NEW SCOTLAND — The move of the historic Hilton Barn at LeVie Farm has been delayed by at least one week.
“We ran into a couple snags but it will be moved by the end of the month,” said Councilman Bill Hennessy during the Wednesday, March 9, Town Board meeting.
The board had planned to move the 100-year-old barn on March 15, but ran into a couple of unanticipated delays.
“There was much more structural wood in floors than expected and… we ran into a little asbestos problem,” explained Hennesey, as reasons for the delay. A pile of asbestos-infested tiles from the country club laid inside the barn has been removed by the town with additional costs. The only delay now is from the Pennsylvania-based historical barn movers, who needed more time to plan for the move than the town expected.
“The project budget is marvelous right now,” said Henessy. The budget includes donations from Mohawk Hudson Land Conservancy and the Voorheesville Community and School foundation, which have each set up funds for the barn’s move and eventual refurbishment. Each fund has raised over $1,000, and is receiving additional donations every day.
While the barn was initially slated for demolition by developers, it is being relocated to a new site along the Albany County Rail Trail, across the street from its current location on Route 85A. There, it will be able to provide any number of uses.
“The project is running along very smoothly,” said Hennessy, who not only said that costs are still under budget, but that additional funding from the state has likely been secured, on top of that secured from the county. March 21 through April 1 – a two week window – is the new time frame for the move. An exact date will be coming shortly, said the councilman. Residents should be aware that the portion of Route 85A between the barn’s current and new locations will be closed for several hours during the move.
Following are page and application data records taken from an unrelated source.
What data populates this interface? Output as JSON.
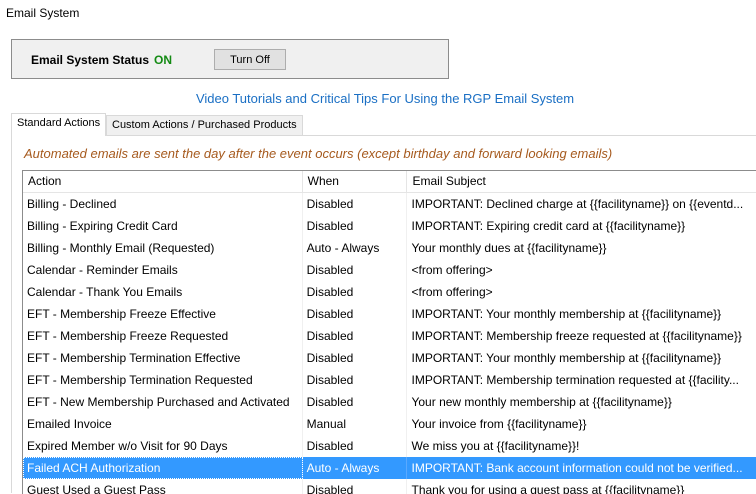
{
  "window": {
    "title": "Email System"
  },
  "status": {
    "label": "Email System Status",
    "value": "ON",
    "value_color": "#138a13",
    "toggle_label": "Turn Off"
  },
  "tutorial_link": "Video Tutorials and Critical Tips For Using the RGP Email System",
  "tabs": [
    {
      "label": "Standard Actions",
      "active": true
    },
    {
      "label": "Custom Actions / Purchased Products",
      "active": false
    }
  ],
  "notice": "Automated emails are sent the day after the event occurs (except birthday and forward looking emails)",
  "grid": {
    "columns": [
      "Action",
      "When",
      "Email Subject"
    ],
    "rows": [
      {
        "action": "Billing - Declined",
        "when": "Disabled",
        "subject": "IMPORTANT: Declined charge at {{facilityname}} on {{eventd..."
      },
      {
        "action": "Billing - Expiring Credit Card",
        "when": "Disabled",
        "subject": "IMPORTANT: Expiring credit card at {{facilityname}}"
      },
      {
        "action": "Billing - Monthly Email (Requested)",
        "when": "Auto - Always",
        "subject": "Your monthly dues at {{facilityname}}"
      },
      {
        "action": "Calendar - Reminder Emails",
        "when": "Disabled",
        "subject": "<from offering>"
      },
      {
        "action": "Calendar - Thank You Emails",
        "when": "Disabled",
        "subject": "<from offering>"
      },
      {
        "action": "EFT - Membership Freeze Effective",
        "when": "Disabled",
        "subject": "IMPORTANT: Your monthly membership at {{facilityname}}"
      },
      {
        "action": "EFT - Membership Freeze Requested",
        "when": "Disabled",
        "subject": "IMPORTANT: Membership freeze requested at {{facilityname}}"
      },
      {
        "action": "EFT - Membership Termination Effective",
        "when": "Disabled",
        "subject": "IMPORTANT: Your monthly membership at {{facilityname}}"
      },
      {
        "action": "EFT - Membership Termination Requested",
        "when": "Disabled",
        "subject": "IMPORTANT: Membership termination requested at {{facility..."
      },
      {
        "action": "EFT - New Membership Purchased and Activated",
        "when": "Disabled",
        "subject": "Your new monthly membership at {{facilityname}}"
      },
      {
        "action": "Emailed Invoice",
        "when": "Manual",
        "subject": "Your invoice from {{facilityname}}"
      },
      {
        "action": "Expired Member w/o Visit for 90 Days",
        "when": "Disabled",
        "subject": "We miss you at {{facilityname}}!"
      },
      {
        "action": "Failed ACH Authorization",
        "when": "Auto - Always",
        "subject": "IMPORTANT: Bank account information could not be verified...",
        "selected": true
      },
      {
        "action": "Guest Used a Guest Pass",
        "when": "Disabled",
        "subject": "Thank you for using a guest pass at {{facilityname}}"
      }
    ],
    "selection_color": "#3399ff"
  }
}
Mohawk Hudson Land Conservancy purchased the land for the barn’s future site from the two remaining Hilton heirs, George Kane and Jennifer Hilton. The purchase price of $25,000 will be split between them. Hilton has decided to donate her half of the sale proceeds – roughly $13,000 – towards expenses for the barn’s move.
National Grid, Verizon and Time Warner are aware of the time frame for the move, as each will have to move their lines in order to allow the barn to move across the street.
The town’s highway department is also ahead of schedule, even with the added work of clearing the barn’s new site, thanks to some assistance from Albany County.
With a $50,000 grant already received from the county, the Town Board announced that the remaining $125,000 grant from the state is “in its final phases” of approval. The supervisor will hear back in the next few months whether the grant will be received. If it is not, the town does have the money in its parks fund to pay the possible unfunded amount. Regardless, this fund – made up of developer fees and park use revenues – will be used: the state grant would allow the town to pay back the $125,000 over decades, rather than all at once.
“This is like a six- to 12-month project that we’ve condensed into about three months, and people are still asking us what the plans are for the future. We’ve had a lot of different people approach us with different scenarios and they could all work,” said Town Supervisor Doug LaGrange.
Councilwoman Pat Snyder is currently setting up a committee to publicly discuss the best use for the barn. “I’ve been approached by a lot of people, a lot of organizations, so I’ve certainly been surprised,” said Snyder, adding that other interested parties are welcome to contact her.
To be notified on a final move date for the barn: “Like us on Facebook – we’re trying to keep people up to date there as best we can,” said the supervisor.